Johnson then angled a perfectly pitched teaser across the right hander in the next over, and Vijay’s feet were stuck in mangrove mud. His hands offered a reactive stab at the passing ball and the result was a fine edge snaffled by Haddin. But I digress, Johnson’s first ball to Kohli is my focus.
Kohli ducked into a Johnson thunderbolt, taking the full brutish force in the front of the helmet. The Australian players and the umpire reacted immediately and surrounded Kohli to check his health; more evidence of the impact of recent events. Johnson was visibly shaken, but Kohli was fine and went on to score a brilliant hundred.
The media have made an enormous fuss about this and some commentators, from outside the game, have repeated their ridiculous call to review the bouncer.
But let’s be clear, it was not even a bouncer.
It was a waist height ball and Kohli, for whatever reason (probably poor judgement), ducked headlong into its path. It was reminiscent of a similar incident several years ago at the same venue. Sachin Tendulkar was struck somewhere on the shoulder after ducking into a thigh height Glenn McGrath delivery. He was given out plum LBW.
Day four is about to kick off. India are rattling along at 5/369 only 148 runs behind Australia. It’s a great Test match but the 60 overs lost to rain and poor light – unseasonable for Adelaide in December – may annul a result. Adelaide provides a great pitch to bat on, and Australia’s three centurions – Warner’s fine 145, Clarke’s “courageous” 128 and Smith’s 162 not out – had set Australia up.
The weather pushed Clarke into an overnight declaration and India’s batsmen have responded well. Something magical will be needed to extract a result for either side, almost certainly from one or more of the bowlers. The stage is set for the divisive Nathan Lyon. His dismal performance against Pakistan in the UAE and then a barren run in Shield matches caused myself and others to question the merit of his selection.Two good wickets yesterday act like a dam against a swelling river of public discontent. He needs wickets. He needs to bowl Australia to victory. Surely selection cannot be sustained on the promise of future success or the odd productive day.

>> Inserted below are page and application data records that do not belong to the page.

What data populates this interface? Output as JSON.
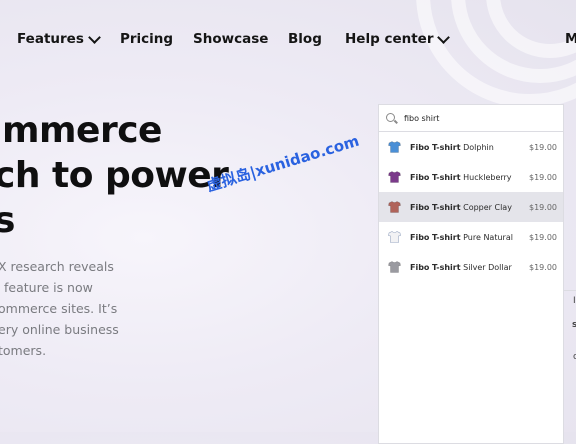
{
  "nav": {
    "features": "Features",
    "pricing": "Pricing",
    "showcase": "Showcase",
    "blog": "Blog",
    "help_center": "Help center",
    "cut_item": "M"
  },
  "hero": {
    "title_lines": [
      "mmerce",
      "ch to power",
      "s"
    ],
    "body_lines": [
      "X research reveals",
      "feature is now",
      "ommerce sites. It’s",
      "ery online business",
      "tomers."
    ]
  },
  "watermark": "虚拟岛|xunidao.com",
  "search": {
    "value": "fibo shirt"
  },
  "results": [
    {
      "brand": "Fibo",
      "type": "T-shirt",
      "variant": "Dolphin",
      "price": "$19.00",
      "color": "#4a8fd6"
    },
    {
      "brand": "Fibo",
      "type": "T-shirt",
      "variant": "Huckleberry",
      "price": "$19.00",
      "color": "#7b3a8a"
    },
    {
      "brand": "Fibo",
      "type": "T-shirt",
      "variant": "Copper Clay",
      "price": "$19.00",
      "color": "#b0635a"
    },
    {
      "brand": "Fibo",
      "type": "T-shirt",
      "variant": "Pure Natural",
      "price": "$19.00",
      "color": "#f2f2f4"
    },
    {
      "brand": "Fibo",
      "type": "T-shirt",
      "variant": "Silver Dollar",
      "price": "$19.00",
      "color": "#9a9aa0"
    }
  ],
  "active_result_index": 2,
  "side": {
    "mark1": "I",
    "mark2": "s",
    "mark3": "c"
  }
}
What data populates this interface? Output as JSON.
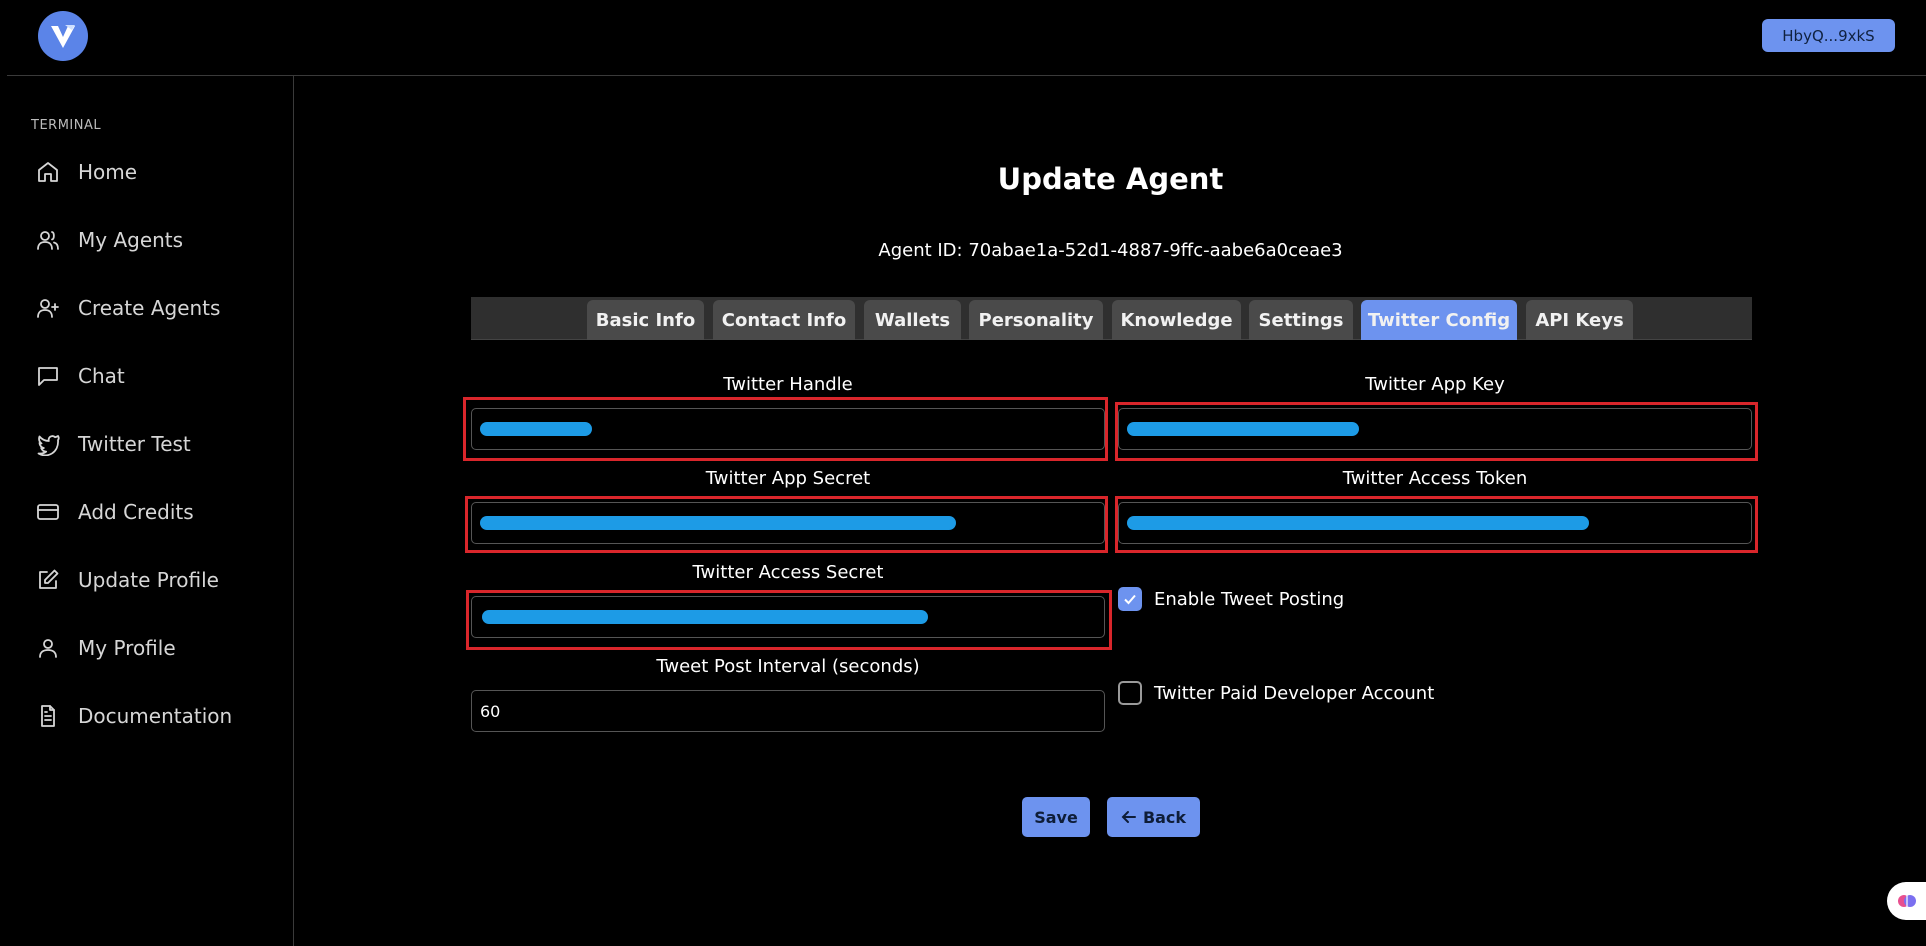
{
  "header": {
    "wallet_label": "HbyQ...9xkS"
  },
  "sidebar": {
    "heading": "TERMINAL",
    "items": [
      {
        "label": "Home",
        "icon": "home-icon"
      },
      {
        "label": "My Agents",
        "icon": "users-icon"
      },
      {
        "label": "Create Agents",
        "icon": "user-plus-icon"
      },
      {
        "label": "Chat",
        "icon": "message-square-icon"
      },
      {
        "label": "Twitter Test",
        "icon": "twitter-icon"
      },
      {
        "label": "Add Credits",
        "icon": "credit-card-icon"
      },
      {
        "label": "Update Profile",
        "icon": "edit-icon"
      },
      {
        "label": "My Profile",
        "icon": "user-icon"
      },
      {
        "label": "Documentation",
        "icon": "file-text-icon"
      }
    ]
  },
  "main": {
    "title": "Update Agent",
    "agent_id": "Agent ID: 70abae1a-52d1-4887-9ffc-aabe6a0ceae3",
    "tabs": [
      "Basic Info",
      "Contact Info",
      "Wallets",
      "Personality",
      "Knowledge",
      "Settings",
      "Twitter Config",
      "API Keys"
    ],
    "active_tab": "Twitter Config",
    "fields": {
      "twitter_handle": {
        "label": "Twitter Handle",
        "value": ""
      },
      "twitter_app_key": {
        "label": "Twitter App Key",
        "value": ""
      },
      "twitter_app_secret": {
        "label": "Twitter App Secret",
        "value": ""
      },
      "twitter_access_token": {
        "label": "Twitter Access Token",
        "value": ""
      },
      "twitter_access_secret": {
        "label": "Twitter Access Secret",
        "value": ""
      },
      "tweet_post_interval": {
        "label": "Tweet Post Interval (seconds)",
        "value": "60"
      }
    },
    "checkboxes": {
      "enable_tweet_posting": {
        "label": "Enable Tweet Posting",
        "checked": true
      },
      "paid_developer_account": {
        "label": "Twitter Paid Developer Account",
        "checked": false
      }
    },
    "buttons": {
      "save": "Save",
      "back": "Back"
    }
  },
  "colors": {
    "accent": "#6d93ef",
    "highlight_border": "#d9262b",
    "redaction": "#1d9be6"
  }
}
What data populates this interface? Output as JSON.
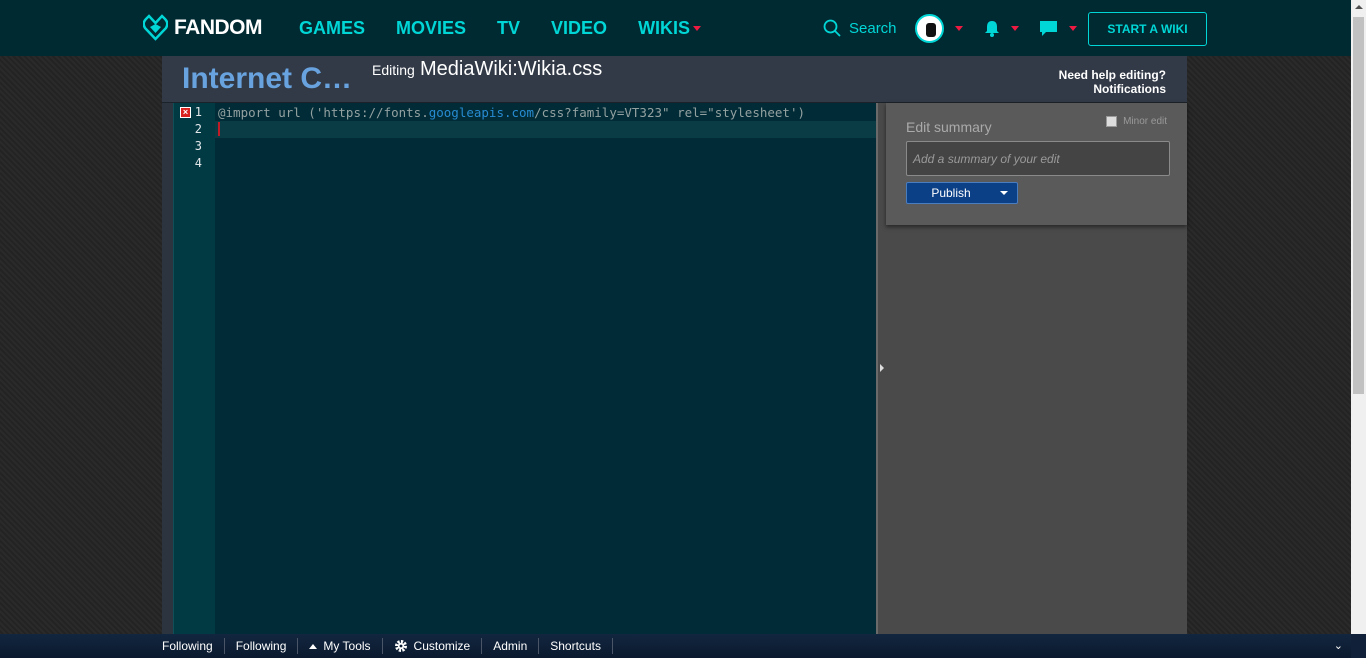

Can Lyon do it at Adelaide or will India’s remaining batsmen set a lead and make in-roads into Australia’s inconsistent batting order? Australia are vulnerable given the mental pressure this side has endured since the tragic death of Phil Hughes.